__Dataset rows for apps and sites__:
_____

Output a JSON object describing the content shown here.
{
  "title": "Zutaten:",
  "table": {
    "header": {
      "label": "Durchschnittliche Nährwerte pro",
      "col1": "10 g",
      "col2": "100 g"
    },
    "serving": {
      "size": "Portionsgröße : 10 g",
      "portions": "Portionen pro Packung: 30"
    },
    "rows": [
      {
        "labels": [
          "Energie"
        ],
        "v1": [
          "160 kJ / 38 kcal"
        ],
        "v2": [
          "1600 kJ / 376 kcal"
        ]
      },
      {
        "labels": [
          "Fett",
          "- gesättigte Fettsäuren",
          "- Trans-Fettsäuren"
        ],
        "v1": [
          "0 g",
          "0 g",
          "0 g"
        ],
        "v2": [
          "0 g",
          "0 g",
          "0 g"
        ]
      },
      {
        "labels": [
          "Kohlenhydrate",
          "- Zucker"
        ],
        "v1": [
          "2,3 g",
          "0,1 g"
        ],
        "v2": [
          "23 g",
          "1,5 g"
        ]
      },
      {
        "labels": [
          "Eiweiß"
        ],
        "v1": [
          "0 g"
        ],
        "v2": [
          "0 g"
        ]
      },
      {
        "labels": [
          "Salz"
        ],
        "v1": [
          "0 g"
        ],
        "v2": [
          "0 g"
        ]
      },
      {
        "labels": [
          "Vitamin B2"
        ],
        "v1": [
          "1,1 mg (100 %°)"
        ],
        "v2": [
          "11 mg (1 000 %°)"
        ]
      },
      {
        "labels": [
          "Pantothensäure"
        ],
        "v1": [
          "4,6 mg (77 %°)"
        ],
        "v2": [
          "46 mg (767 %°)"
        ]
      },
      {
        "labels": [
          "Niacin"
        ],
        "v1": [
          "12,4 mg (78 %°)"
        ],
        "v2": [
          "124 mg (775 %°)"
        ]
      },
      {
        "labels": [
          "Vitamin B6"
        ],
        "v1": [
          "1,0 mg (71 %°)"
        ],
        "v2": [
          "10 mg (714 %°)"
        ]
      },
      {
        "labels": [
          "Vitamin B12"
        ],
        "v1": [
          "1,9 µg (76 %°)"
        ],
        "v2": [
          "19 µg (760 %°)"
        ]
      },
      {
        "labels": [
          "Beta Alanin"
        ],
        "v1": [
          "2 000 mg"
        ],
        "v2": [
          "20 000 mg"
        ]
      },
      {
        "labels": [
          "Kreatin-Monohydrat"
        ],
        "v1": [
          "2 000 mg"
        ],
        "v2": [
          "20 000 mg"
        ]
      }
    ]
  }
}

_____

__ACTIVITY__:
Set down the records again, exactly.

__FINAL ANSWER__:
Output a JSON object describing the content shown here.
{
  "title": "Zutaten:",
  "table": {
    "header": {
      "label": "Durchschnittliche Nährwerte pro",
      "col1": "10 g",
      "col2": "100 g"
    },
    "serving": {
      "size": "Portionsgröße : 10 g",
      "portions": "Portionen pro Packung: 30"
    },
    "rows": [
      {
        "labels": [
          "Energie"
        ],
        "v1": [
          "160 kJ / 38 kcal"
        ],
        "v2": [
          "1600 kJ / 376 kcal"
        ]
      },
      {
        "labels": [
          "Fett",
          "- gesättigte Fettsäuren",
          "- Trans-Fettsäuren"
        ],
        "v1": [
          "0 g",
          "0 g",
          "0 g"
        ],
        "v2": [
          "0 g",
          "0 g",
          "0 g"
        ]
      },
      {
        "labels": [
          "Kohlenhydrate",
          "- Zucker"
        ],
        "v1": [
          "2,3 g",
          "0,1 g"
        ],
        "v2": [
          "23 g",
          "1,5 g"
        ]
      },
      {
        "labels": [
          "Eiweiß"
        ],
        "v1": [
          "0 g"
        ],
        "v2": [
          "0 g"
        ]
      },
      {
        "labels": [
          "Salz"
        ],
        "v1": [
          "0 g"
        ],
        "v2": [
          "0 g"
        ]
      },
      {
        "labels": [
          "Vitamin B2"
        ],
        "v1": [
          "1,1 mg (100 %°)"
        ],
        "v2": [
          "11 mg (1 000 %°)"
        ]
      },
      {
        "labels": [
          "Pantothensäure"
        ],
        "v1": [
          "4,6 mg (77 %°)"
        ],
        "v2": [
          "46 mg (767 %°)"
        ]
      },
      {
        "labels": [
          "Niacin"
        ],
        "v1": [
          "12,4 mg (78 %°)"
        ],
        "v2": [
          "124 mg (775 %°)"
        ]
      },
      {
        "labels": [
          "Vitamin B6"
        ],
        "v1": [
          "1,0 mg (71 %°)"
        ],
        "v2": [
          "10 mg (714 %°)"
        ]
      },
      {
        "labels": [
          "Vitamin B12"
        ],
        "v1": [
          "1,9 µg (76 %°)"
        ],
        "v2": [
          "19 µg (760 %°)"
        ]
      },
      {
        "labels": [
          "Beta Alanin"
        ],
        "v1": [
          "2 000 mg"
        ],
        "v2": [
          "20 000 mg"
        ]
      },
      {
        "labels": [
          "Kreatin-Monohydrat"
        ],
        "v1": [
          "2 000 mg"
        ],
        "v2": [
          "20 000 mg"
        ]
      }
    ]
  }
}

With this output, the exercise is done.